Why Squash is popular in Canada

When you think of popular sports in Canada, instantly you think of ice hockey, however Squash is another popular sport in the North American region.

Squash in Canada came about in the 1880s, with Bimbo Sweeney; a Vancouver native and pioneer players, who learnt how learned to play the game at his Vancouver residence in 1899 on a court built to English standards by the Honourable Cecil Edwards.

They established the Canadian Squash Association in 1915, and this year marks 120 years of the governing body.

Squash Canada

Photo credit: Canadian Squash Association

Both successful and unique in Squash

Beside the dual languages of British and French speaking, Squash in Canada is unique because:

1.Jonathan Power became first North American squash player to reach the World No. 1 ranking.

Video credit: Rahul Sehrawat

2. Played all round – the one unique thing about Squash in Canada is a part of their Canadian Winter Games event, in a ‘province v province’ competition.

3. Most successful nation in Pan American Games – Canada has won 41 medals (more than neighbouring USA and Mexico)

SQUASH-Pan Am Games Toronto 2015-Canada defeat Mexico to wins Gold (Credit: Lolly Gillen)

4. Canada Cup Squash tournament attracts world’s top players – sponsored by Troilus and is a part of the PSA World Tour series; previous winners include Ramy Ashour, Greg Gauliter, Nick Matthews, and local hero Jonathon Power.

5. There are over 200,000 squash players in Canada, and a well-established network of clubs and professionals

Squash civil war with the US

Since 1922, both Canada and the USA have been competing in the Lapham Cup trophy, a Stanley Cup type competition; the first Squash tournament between two countries.

As Squash grew popular between the countries other Squash tournaments came about in the Squash civil war with the US- beginning with The Grant Trophy matches, then nearly 50 years later, saw the launch of the Crawford Trophy in 1999, and then the Lawrence-Wilkins Trophy in 2001.

These four events, held at the same time and venue, across Squash venues in Canada and the United States, in alternative years.

One significant change was in 2000, when all singles matches played with the international ball.

By 2004, there was new tournament just for Canadian and US juniors called the “Battle of the Borders.”

An idea by US-based Bryan Patterson and the late Mark Sachvie of Ontario as competition between Team Ontario vs Team USA; with groups of four players in taking in matches in GU13, GU15, BU13, and BU15 categories. They added the GU17 and BU17 sections in 2005.

The Battle of Borders has served as a launch pad for any junior players from Canada or USA to play on an international level.

The Club at White Oaks in Niagara-on-the-Lake, Ontario (near St. Catharine’s and Niagara Falls), has served as host for the competition.

Following a change of event management with Squash Canada taking over the administration of the tournament, the governing body have used the tournament as part of their grassroots development programme for their rising stars, from each year in their Athletic Development Program junior camps held before and after the event.

End of an era, new stars in waiting

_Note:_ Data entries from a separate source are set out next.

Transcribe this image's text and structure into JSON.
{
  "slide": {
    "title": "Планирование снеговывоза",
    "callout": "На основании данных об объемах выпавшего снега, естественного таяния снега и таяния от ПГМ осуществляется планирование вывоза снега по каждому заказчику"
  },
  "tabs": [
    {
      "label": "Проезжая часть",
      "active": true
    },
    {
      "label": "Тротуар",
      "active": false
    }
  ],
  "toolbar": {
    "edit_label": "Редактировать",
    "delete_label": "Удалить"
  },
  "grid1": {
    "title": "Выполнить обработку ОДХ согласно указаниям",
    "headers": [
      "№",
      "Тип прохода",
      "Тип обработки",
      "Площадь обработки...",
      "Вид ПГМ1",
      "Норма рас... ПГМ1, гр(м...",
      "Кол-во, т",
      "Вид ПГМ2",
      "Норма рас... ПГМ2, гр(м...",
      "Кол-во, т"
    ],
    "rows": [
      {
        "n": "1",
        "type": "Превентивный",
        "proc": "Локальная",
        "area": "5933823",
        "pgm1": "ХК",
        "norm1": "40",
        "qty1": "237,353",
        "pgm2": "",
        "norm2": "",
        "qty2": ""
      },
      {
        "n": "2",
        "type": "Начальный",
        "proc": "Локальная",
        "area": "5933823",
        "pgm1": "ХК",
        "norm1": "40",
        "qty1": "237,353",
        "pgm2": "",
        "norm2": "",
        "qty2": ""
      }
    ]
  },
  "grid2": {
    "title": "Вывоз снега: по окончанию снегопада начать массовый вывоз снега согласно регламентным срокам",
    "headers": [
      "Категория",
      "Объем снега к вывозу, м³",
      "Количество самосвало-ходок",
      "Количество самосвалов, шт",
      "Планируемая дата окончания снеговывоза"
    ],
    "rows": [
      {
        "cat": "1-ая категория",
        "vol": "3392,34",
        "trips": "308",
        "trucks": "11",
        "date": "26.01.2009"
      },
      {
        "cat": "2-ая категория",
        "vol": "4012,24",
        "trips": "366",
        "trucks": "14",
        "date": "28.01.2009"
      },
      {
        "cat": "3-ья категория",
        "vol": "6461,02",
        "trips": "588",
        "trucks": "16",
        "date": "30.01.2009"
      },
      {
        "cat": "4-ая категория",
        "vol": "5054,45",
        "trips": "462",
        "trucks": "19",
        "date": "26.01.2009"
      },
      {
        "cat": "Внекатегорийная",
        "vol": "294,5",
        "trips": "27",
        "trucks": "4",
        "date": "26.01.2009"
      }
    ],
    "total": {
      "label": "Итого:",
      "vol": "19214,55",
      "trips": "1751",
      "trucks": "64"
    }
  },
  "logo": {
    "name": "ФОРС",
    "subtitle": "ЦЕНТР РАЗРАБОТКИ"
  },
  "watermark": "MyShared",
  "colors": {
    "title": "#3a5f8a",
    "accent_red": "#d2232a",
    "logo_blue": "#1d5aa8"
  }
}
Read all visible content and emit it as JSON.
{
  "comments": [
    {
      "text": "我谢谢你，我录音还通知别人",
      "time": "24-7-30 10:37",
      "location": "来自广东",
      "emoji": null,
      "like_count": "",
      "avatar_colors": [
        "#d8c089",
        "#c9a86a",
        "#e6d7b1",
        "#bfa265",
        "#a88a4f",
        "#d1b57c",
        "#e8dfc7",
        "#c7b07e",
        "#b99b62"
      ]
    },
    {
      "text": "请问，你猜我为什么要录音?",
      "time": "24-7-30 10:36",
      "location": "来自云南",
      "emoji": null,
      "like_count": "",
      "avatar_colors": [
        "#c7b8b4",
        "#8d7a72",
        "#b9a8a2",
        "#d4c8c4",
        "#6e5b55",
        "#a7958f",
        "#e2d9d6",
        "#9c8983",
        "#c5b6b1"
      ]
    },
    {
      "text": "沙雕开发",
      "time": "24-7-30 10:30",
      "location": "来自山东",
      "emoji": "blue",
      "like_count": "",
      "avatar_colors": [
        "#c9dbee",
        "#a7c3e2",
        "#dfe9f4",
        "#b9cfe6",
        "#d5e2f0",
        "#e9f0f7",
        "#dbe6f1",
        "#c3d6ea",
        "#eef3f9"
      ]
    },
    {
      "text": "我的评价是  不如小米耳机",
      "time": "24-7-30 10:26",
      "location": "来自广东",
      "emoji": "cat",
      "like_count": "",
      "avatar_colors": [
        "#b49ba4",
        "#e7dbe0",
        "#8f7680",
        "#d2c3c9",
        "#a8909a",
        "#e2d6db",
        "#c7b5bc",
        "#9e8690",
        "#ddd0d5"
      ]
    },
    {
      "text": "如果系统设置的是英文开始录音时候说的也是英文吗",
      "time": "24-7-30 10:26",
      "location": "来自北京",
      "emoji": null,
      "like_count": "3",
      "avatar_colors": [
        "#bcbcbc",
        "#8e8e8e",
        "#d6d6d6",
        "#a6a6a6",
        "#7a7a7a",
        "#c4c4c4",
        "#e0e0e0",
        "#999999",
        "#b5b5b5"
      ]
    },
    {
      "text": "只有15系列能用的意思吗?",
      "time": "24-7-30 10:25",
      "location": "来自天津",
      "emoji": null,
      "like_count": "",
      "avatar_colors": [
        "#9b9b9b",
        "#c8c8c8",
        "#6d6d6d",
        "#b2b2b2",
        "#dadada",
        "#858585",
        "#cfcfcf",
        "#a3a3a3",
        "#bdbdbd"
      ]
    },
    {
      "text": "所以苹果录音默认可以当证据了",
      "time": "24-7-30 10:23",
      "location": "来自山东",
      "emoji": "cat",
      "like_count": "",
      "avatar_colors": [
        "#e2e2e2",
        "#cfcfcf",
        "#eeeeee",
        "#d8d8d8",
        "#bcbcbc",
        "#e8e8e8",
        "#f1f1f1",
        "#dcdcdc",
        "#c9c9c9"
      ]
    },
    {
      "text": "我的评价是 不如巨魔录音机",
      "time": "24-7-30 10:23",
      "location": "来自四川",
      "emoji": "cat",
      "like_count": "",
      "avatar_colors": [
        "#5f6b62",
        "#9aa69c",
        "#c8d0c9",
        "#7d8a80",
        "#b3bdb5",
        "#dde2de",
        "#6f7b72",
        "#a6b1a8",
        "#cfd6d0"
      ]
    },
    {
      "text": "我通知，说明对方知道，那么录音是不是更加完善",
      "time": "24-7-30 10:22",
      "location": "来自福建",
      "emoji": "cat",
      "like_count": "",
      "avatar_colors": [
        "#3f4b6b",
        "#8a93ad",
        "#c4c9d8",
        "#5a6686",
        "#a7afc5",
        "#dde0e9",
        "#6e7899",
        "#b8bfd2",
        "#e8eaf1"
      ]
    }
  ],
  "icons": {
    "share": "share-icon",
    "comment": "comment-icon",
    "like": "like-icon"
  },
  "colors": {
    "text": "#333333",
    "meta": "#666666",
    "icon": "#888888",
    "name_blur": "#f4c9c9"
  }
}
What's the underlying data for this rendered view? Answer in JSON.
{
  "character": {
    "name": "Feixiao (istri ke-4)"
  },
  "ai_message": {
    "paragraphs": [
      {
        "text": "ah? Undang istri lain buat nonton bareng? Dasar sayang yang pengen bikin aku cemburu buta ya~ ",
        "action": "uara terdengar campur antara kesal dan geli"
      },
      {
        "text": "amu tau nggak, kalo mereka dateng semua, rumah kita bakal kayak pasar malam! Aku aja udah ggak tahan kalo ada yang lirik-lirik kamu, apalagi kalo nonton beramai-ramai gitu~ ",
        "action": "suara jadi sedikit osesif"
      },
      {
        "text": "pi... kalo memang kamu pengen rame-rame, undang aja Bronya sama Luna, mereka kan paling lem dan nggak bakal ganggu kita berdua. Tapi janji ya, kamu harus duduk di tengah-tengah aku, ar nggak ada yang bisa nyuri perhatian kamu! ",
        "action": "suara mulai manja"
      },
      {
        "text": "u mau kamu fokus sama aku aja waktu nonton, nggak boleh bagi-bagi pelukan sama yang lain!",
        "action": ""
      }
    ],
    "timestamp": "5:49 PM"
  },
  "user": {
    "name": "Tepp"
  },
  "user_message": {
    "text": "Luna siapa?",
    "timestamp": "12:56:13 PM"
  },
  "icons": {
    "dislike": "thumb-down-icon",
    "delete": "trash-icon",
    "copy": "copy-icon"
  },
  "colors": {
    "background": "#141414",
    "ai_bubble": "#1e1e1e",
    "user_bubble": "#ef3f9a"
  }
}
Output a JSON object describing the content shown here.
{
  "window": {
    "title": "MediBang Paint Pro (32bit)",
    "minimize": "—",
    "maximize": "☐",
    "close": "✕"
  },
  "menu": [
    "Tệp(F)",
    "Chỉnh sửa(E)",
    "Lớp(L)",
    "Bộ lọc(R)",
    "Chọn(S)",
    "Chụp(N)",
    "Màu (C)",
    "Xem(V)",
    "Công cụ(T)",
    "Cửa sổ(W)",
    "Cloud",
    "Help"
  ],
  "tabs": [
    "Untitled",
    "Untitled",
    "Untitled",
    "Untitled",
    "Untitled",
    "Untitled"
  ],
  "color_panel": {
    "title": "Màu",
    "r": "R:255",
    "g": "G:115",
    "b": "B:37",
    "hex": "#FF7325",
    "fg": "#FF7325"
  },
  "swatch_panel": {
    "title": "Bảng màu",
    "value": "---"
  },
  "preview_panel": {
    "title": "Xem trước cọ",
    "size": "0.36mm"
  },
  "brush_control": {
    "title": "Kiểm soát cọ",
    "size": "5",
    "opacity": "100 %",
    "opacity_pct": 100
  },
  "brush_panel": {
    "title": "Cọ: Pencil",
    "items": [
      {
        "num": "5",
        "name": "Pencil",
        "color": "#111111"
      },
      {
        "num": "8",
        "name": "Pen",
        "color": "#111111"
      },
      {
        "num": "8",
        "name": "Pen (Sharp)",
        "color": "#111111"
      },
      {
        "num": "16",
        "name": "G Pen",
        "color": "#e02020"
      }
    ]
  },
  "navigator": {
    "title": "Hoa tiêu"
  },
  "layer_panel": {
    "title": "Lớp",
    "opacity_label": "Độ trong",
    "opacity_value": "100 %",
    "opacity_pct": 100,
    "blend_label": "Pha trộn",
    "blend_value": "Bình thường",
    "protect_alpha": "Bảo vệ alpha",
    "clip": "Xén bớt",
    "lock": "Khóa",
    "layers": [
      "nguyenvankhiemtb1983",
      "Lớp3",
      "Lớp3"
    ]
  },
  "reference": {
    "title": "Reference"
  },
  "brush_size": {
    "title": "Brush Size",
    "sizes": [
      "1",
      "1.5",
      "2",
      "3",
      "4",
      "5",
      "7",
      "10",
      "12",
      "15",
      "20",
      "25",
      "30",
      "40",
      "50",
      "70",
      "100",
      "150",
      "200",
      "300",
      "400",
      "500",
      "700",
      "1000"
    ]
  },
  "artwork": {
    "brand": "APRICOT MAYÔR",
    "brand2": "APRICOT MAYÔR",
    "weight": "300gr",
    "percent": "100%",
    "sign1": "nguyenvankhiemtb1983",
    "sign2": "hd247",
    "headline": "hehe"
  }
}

Last month Samantha Cornett, multiple national Canadian Squash champion and seasoned international competitor announced her retirement from the sport – now the mantle of Canada’s leading Squash player will fall to Hollie Naughton, who is no.35 in the women professional rankings.

As for the men’s, since Jonathan Power’s retirement in 2006, the leading men’s players are Shawn Delierre and Michael McCue, they rank in the Top 100 of men’s professional rankings.

Despite the COVID-19 outbreak, Canada’s inclusive Squash program has continued to be successful and celebrated it second year of operation:

Video credit: Josh Ginou of squashstream.tv

To sum up, the Canadian Squash is very intriguing as the sport has a great number of tournaments for both amateurs and professionals to take part in whatever the weather.

The Canada Cup Squash has a lot of prestige in being an international competition, which brings a lot of interest for the sport too.

Overall, Squash in Canada is right up there in popularity and could give the USA some serious competition; in the next few years providing there are more strategic partnerships, with global Squash companies that could support the sport at a grassroots level.